The new guidance is simply explanatory and I haven’t spotted anything new as to, for instance, the circumstances in which local planning authorities should or should not restrict the operation of the Orders by way of condition.
In the meantime, there remains some Parliamentary focus on the nature of the changes.
The House of Lords Secondary Legislation Scrutiny Committee published a critical report on 10 September 2020:

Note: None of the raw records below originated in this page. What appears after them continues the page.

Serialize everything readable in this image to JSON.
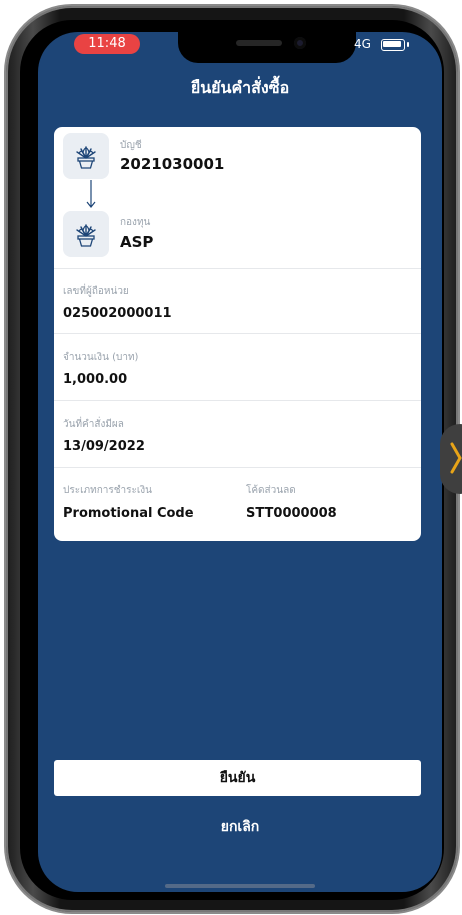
{
  "status_bar": {
    "time": "11:48",
    "network": "4G"
  },
  "header": {
    "title": "ยืนยันคำสั่งซื้อ"
  },
  "order": {
    "account_label": "บัญชี",
    "account_value": "2021030001",
    "fund_label": "กองทุน",
    "fund_value": "ASP",
    "unitholder_label": "เลขที่ผู้ถือหน่วย",
    "unitholder_value": "025002000011",
    "amount_label": "จำนวนเงิน (บาท)",
    "amount_value": "1,000.00",
    "effective_date_label": "วันที่คำสั่งมีผล",
    "effective_date_value": "13/09/2022",
    "payment_type_label": "ประเภทการชำระเงิน",
    "payment_type_value": "Promotional Code",
    "discount_code_label": "โค้ดส่วนลด",
    "discount_code_value": "STT0000008"
  },
  "actions": {
    "confirm_label": "ยืนยัน",
    "cancel_label": "ยกเลิก"
  },
  "colors": {
    "screen_bg": "#1d4577",
    "time_pill": "#e94343",
    "card_bg": "#ffffff"
  },
  "icons": [
    "plant-pot-icon",
    "arrow-down-icon",
    "battery-icon",
    "chevron-icon"
  ]
}
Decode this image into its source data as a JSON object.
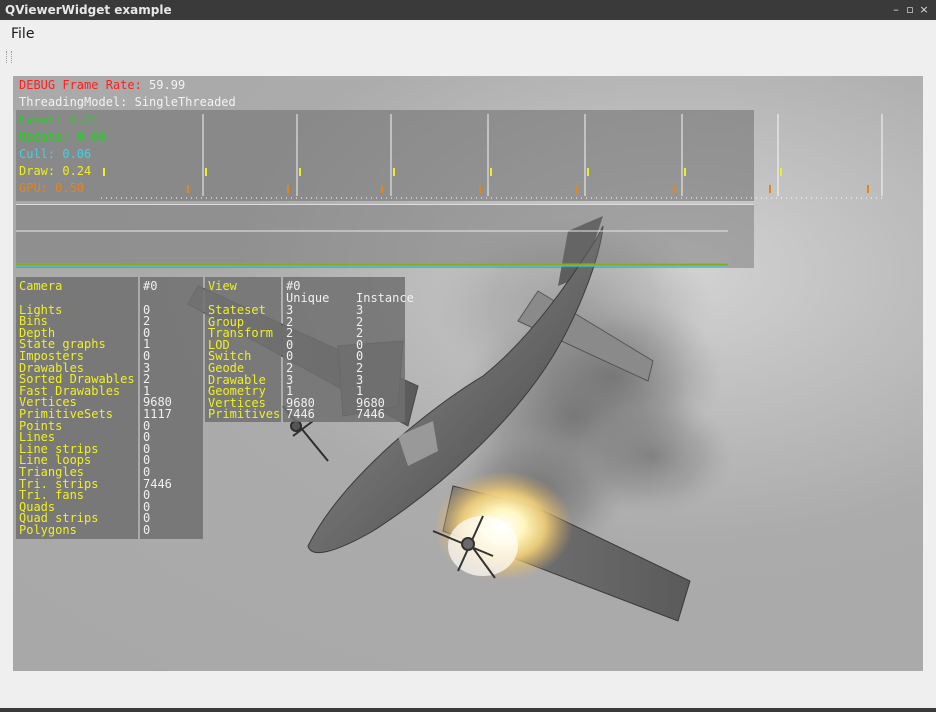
{
  "window": {
    "title": "QViewerWidget example",
    "minimize": "–",
    "maximize": "▫",
    "close": "×"
  },
  "menubar": {
    "file": "File"
  },
  "hud": {
    "frame_rate_label": "DEBUG Frame Rate: ",
    "frame_rate_value": "59.99",
    "threading": "ThreadingModel: SingleThreaded",
    "timings": [
      {
        "label": "Event: ",
        "value": "0.01"
      },
      {
        "label": "Update: ",
        "value": "0.00"
      },
      {
        "label": "Cull: ",
        "value": "0.06"
      },
      {
        "label": "Draw: ",
        "value": "0.24"
      },
      {
        "label": "GPU: ",
        "value": "0.50"
      }
    ]
  },
  "camera_stats": {
    "title": "Camera",
    "id": "#0",
    "rows": [
      {
        "label": "",
        "value": ""
      },
      {
        "label": "Lights",
        "value": "0"
      },
      {
        "label": "Bins",
        "value": "2"
      },
      {
        "label": "Depth",
        "value": "0"
      },
      {
        "label": "State graphs",
        "value": "1"
      },
      {
        "label": "Imposters",
        "value": "0"
      },
      {
        "label": "Drawables",
        "value": "3"
      },
      {
        "label": "Sorted Drawables",
        "value": "2"
      },
      {
        "label": "Fast Drawables",
        "value": "1"
      },
      {
        "label": "Vertices",
        "value": "9680"
      },
      {
        "label": "PrimitiveSets",
        "value": "1117"
      },
      {
        "label": "Points",
        "value": "0"
      },
      {
        "label": "Lines",
        "value": "0"
      },
      {
        "label": "Line strips",
        "value": "0"
      },
      {
        "label": "Line loops",
        "value": "0"
      },
      {
        "label": "Triangles",
        "value": "0"
      },
      {
        "label": "Tri. strips",
        "value": "7446"
      },
      {
        "label": "Tri. fans",
        "value": "0"
      },
      {
        "label": "Quads",
        "value": "0"
      },
      {
        "label": "Quad strips",
        "value": "0"
      },
      {
        "label": "Polygons",
        "value": "0"
      }
    ]
  },
  "view_stats": {
    "title": "View",
    "id": "#0",
    "col_unique": "Unique",
    "col_instance": "Instance",
    "rows": [
      {
        "label": "Stateset",
        "unique": "3",
        "instance": "3"
      },
      {
        "label": "Group",
        "unique": "2",
        "instance": "2"
      },
      {
        "label": "Transform",
        "unique": "2",
        "instance": "2"
      },
      {
        "label": "LOD",
        "unique": "0",
        "instance": "0"
      },
      {
        "label": "Switch",
        "unique": "0",
        "instance": "0"
      },
      {
        "label": "Geode",
        "unique": "2",
        "instance": "2"
      },
      {
        "label": "Drawable",
        "unique": "3",
        "instance": "3"
      },
      {
        "label": "Geometry",
        "unique": "1",
        "instance": "1"
      },
      {
        "label": "Vertices",
        "unique": "9680",
        "instance": "9680"
      },
      {
        "label": "Primitives",
        "unique": "7446",
        "instance": "7446"
      }
    ]
  }
}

“These instruments make substantial and wide-ranging changes to planning legislation. According to the Ministry of Housing, Communities and Local Government, the aim is to encourage and speed up the delivery of housing and to support the economic recovery after the pandemic, especially in relation to England’s high streets. The changes are de-regulatory and concerns have been raised that they could lead to the construction of low-quality housing, an increased concentration of fast food restaurants with an impact on the health of local residents, and reduce the ability of local authorities to shape the character of their high streets. These are issues which the House may wish to explore, including in the context of the Government’s plans for further, more fundamental reform of the local planning system which have been published for consultation. While the Committee notes the Government’s intention to support the economic recovery from the pandemic, the plans for further reform do raise the question whether it would have been more appropriate to take forward the significant and far-reaching changes made by these instruments in a future planning bill, enabling Parliament to scrutinise the changes more fully.”
My 5 September 2020 blog post Lights Camera Action: The Planning Changes – Parliamentary Scrutiny, That JR referred to the motions which Labour has tabled in response to the GPDO changes. A Commons debate is now scheduled for 30 September 2020.
Simon Ricketts, 19 September 2020
Personal views, et cetera